Imports continue to account for an increasing share of fresh fruit eaten by U.S. consumers.
On average, one-third of all fresh fruit consumed in the United States from 2011-2013 was imported. This represented an increase of over 10 percent in market share compared with a decade earlier, 2001-2003 (see chart).
Source: USDA, Economic Research Service. Fruit and Nut Yearbook online, detailed tables. (Jared Johnson/Good Fruit Grower)
Much of the increase in fruit imports has been due to the growing popularity of exotic or tropical fruits not produced in the United States, such as mangoes, papayas and pineapples. However, even in the case of table grapes, about half of domestic consumption is still supplied by imports.

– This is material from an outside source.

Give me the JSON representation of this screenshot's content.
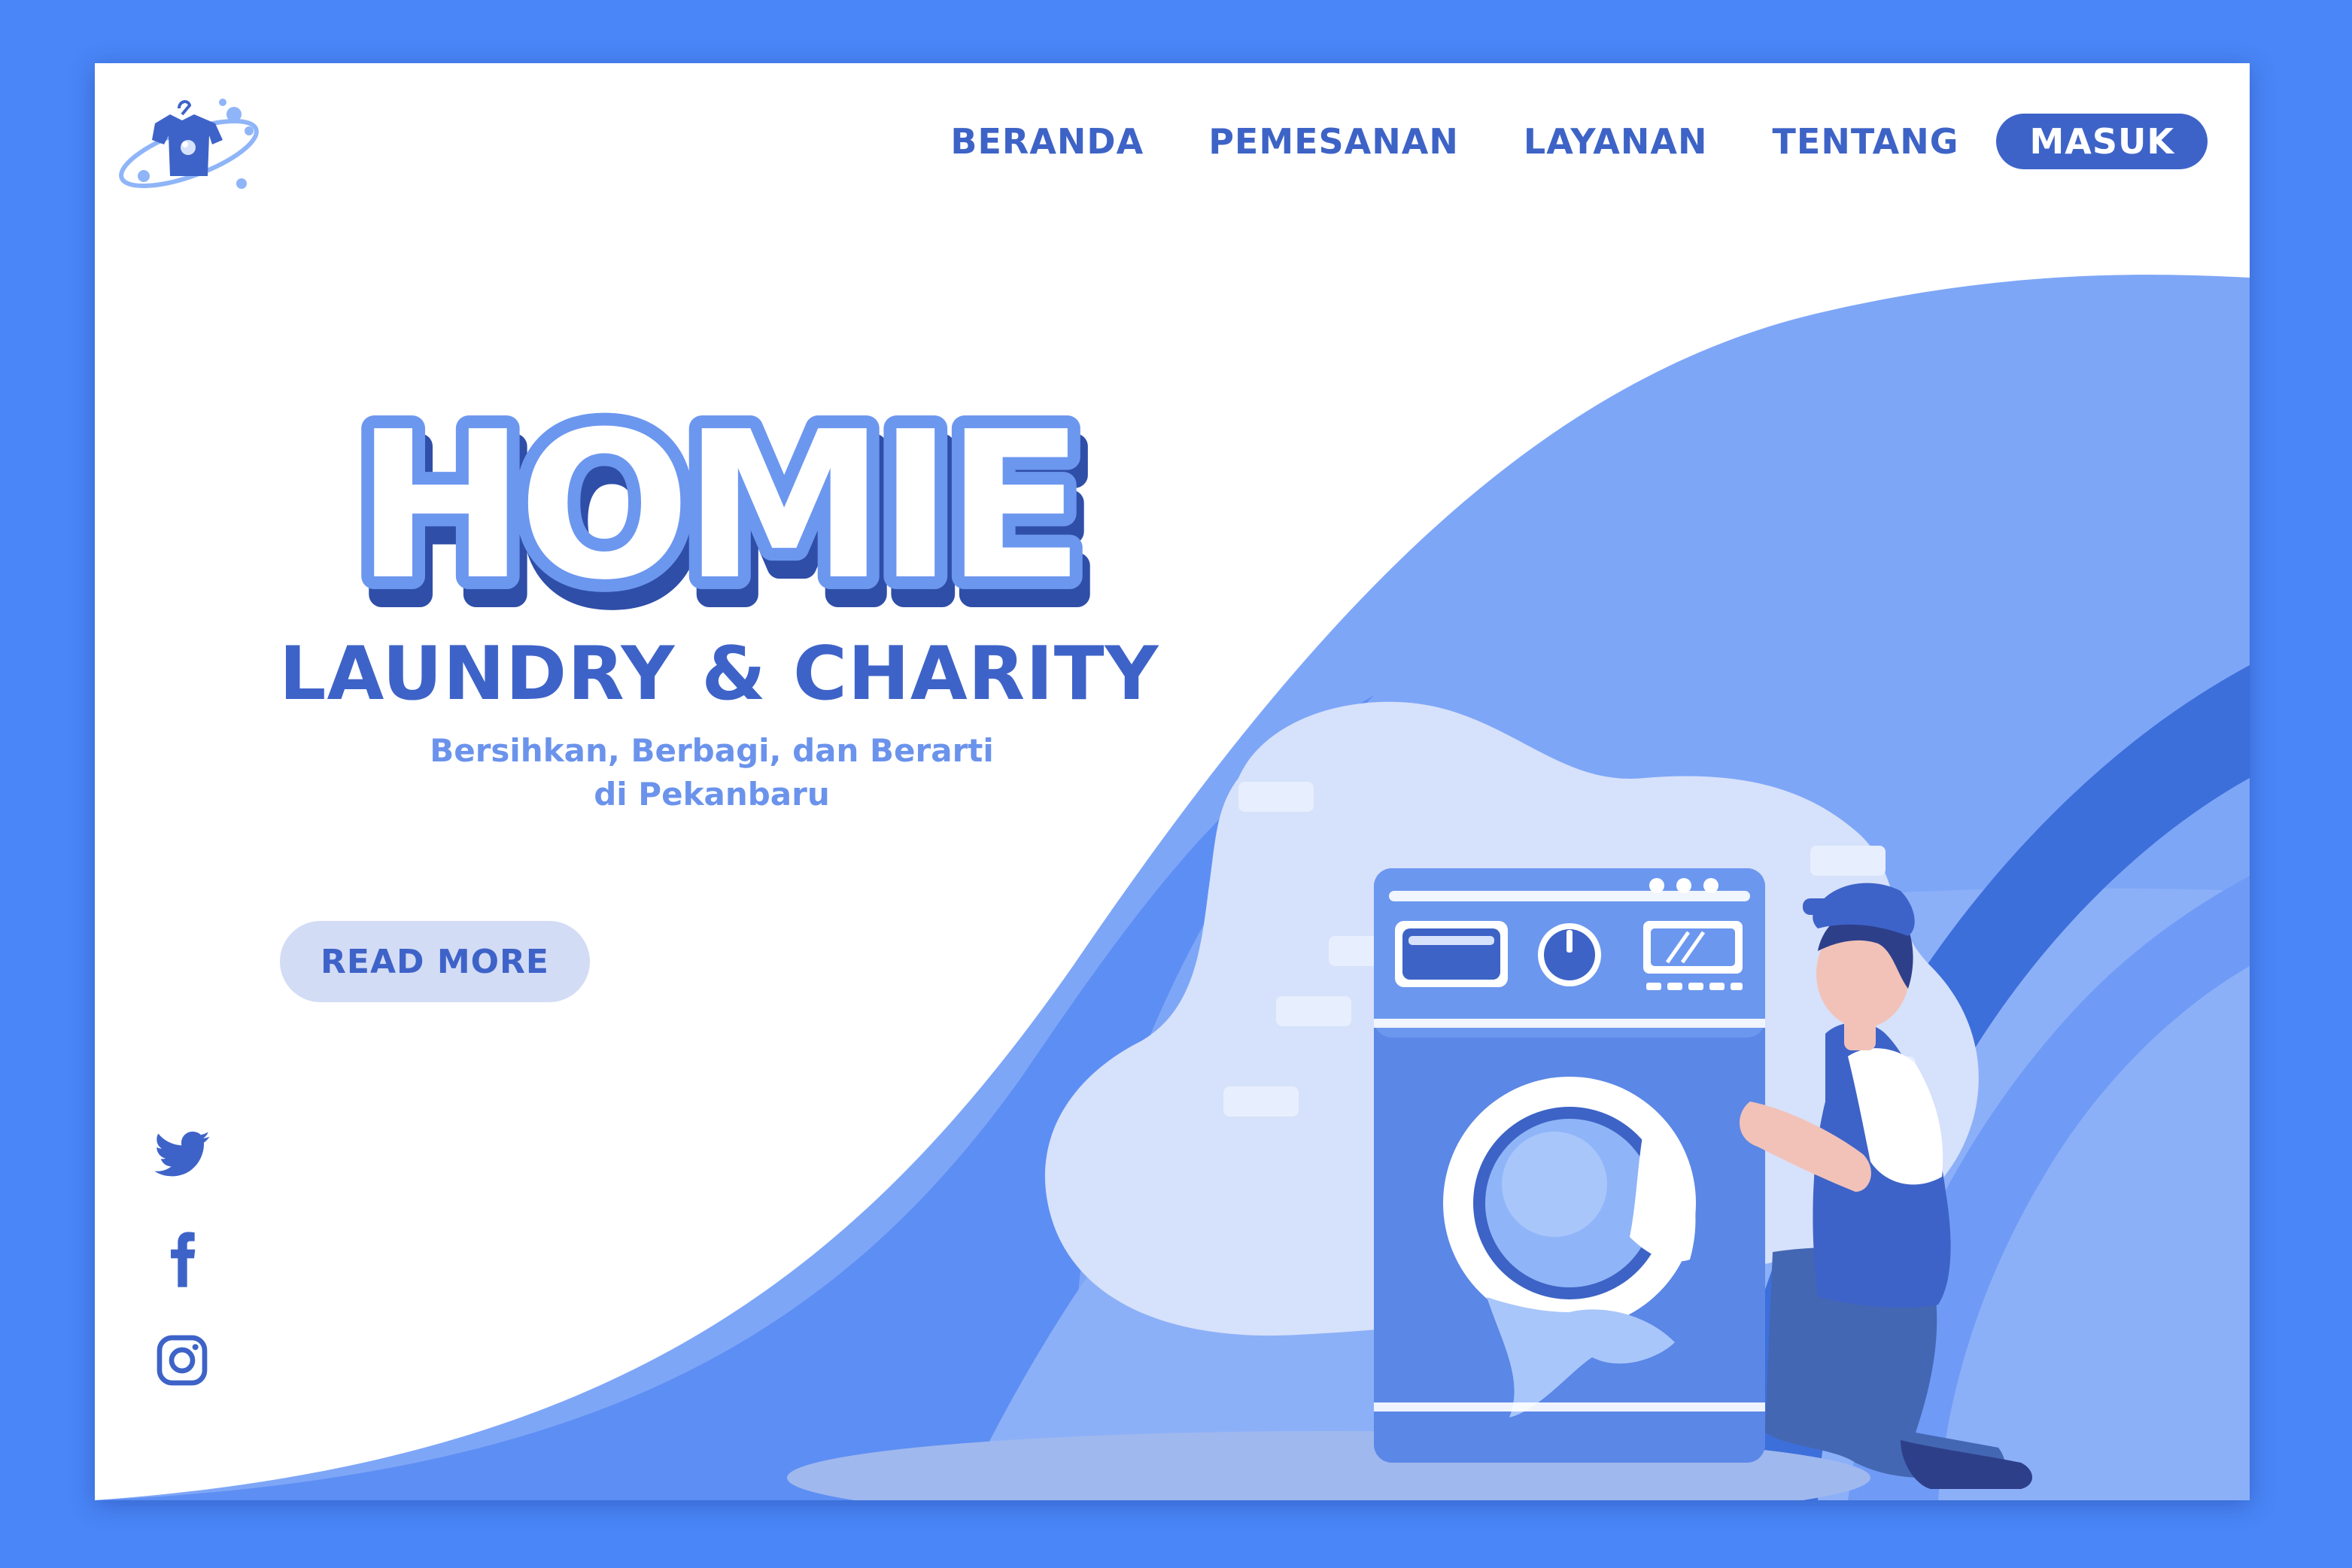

The share of fresh apples imported actually fell slightly between 2001-2003 and 2011-2013 as the U.S. apple industry has continued to expand the volume and diversity of apple varieties available in the late season to compete against apple imports from the Southern Hemisphere.
The proportion of fresh pears supplied from imports also has fallen slightly in the last decade, but at 18 percent it is still more than twice that of fresh apples.
The picture is not so reassuring for processed products. The share of apple juice and cider supplied from imports (not shown in the chart) has risen in the decade from 75.5 to 82.7 percent, while the share of canned pears imported has doubled from 4.6 to 9.3 percent.
In general, to compete in the U.S. market, foreign exporters of fresh apples, pears and sweet cherries have been upgrading the consumer appeal of the products they ship through improved quality, tighter grade standards and more varietal innovation, and they have been garnering much higher prices than in the past.
However, U.S. producers have more than matched these achievements. U.S. exporters of fresh apples have increased the volume of exports by 67 percent between 2001-2003 and 2011-2013 and the average price by 87 percent.
Pear exporters have increased volume by 16 percent and average prices by over 83 percent.
Sweet cherries differ from apples and pears in that virtually all imports come from the Southern Hemisphere (mainly Chile) in the winter months and do not overlap with the domestic shipping season. In that case, the U.S. has been able to expand both its exports and imports dramatically — exports by almost 100 percent and imports by over 70 percent.
Outlook for fresh fruit imports
For most U.S. producers, packers and marketers of fresh apples, pears and sweet cherries, the history of imports is not as important as is the outlook for the next decade.
To analyze this, we attempted to measure the response of fruit imports both to the competition from domestic supplies and to general economic conditions in the U.S. market. As one might expect, imports were higher in any season when there were temporary shortages of domestic supplies.
For fresh apples and fresh pears, increases in U.S. per capita incomes had no significant effect on the volume imported. For sweet cherries, the influence of increased incomes was positive, but relatively weak. So, increases in U.S. incomes will have limited impact on imports of fresh apples, pears or sweet cherries.
While Chile dominates imported supplies of sweet cherries, that country has experienced wide fluctuations in its available supplies due to rapid growth and weather variations.
For most of the last decade, the U.S. dollar was weak relative to currencies like the pound sterling and the euro, so Chilean exporters reduced the share of exports going to the U.S. market. When the U.S. dollar weakened, Chilean sweet cherries went to other countries.
However, in the case of imports of all fruit, their share of U.S. domestic consumption has tended to increase as U.S. per capita incomes increased. Each 10 percent increase in U.S. per capita incomes was associated with an almost 8 percent increase in the import share of all fruit consumption.
Our analysis suggests that U.S. fresh apples, pears and sweet cherries face little direct threat from foreign suppliers of their own products in the U.S. market.
Indeed, all are formidable net exporters. However, they face a very real threat from imports of competing fruits as U.S. consumers continue to switch from traditional deciduous fruits to an increasing range of tropical, exotic or specialty fruits and berries.
If per capita incomes in the U.S. continue to increase in the next decade, the share of imported fruits in U.S. consumption is also likely to increase. A major challenge for fresh apples and fresh pears will be preventing further erosion of their share of U.S. fresh fruit consumption.
– by Desmond O’Rourke, Ph.D., president of Belrose Inc. in Pullman, Washington, and publisher of the monthly World Apple Report. •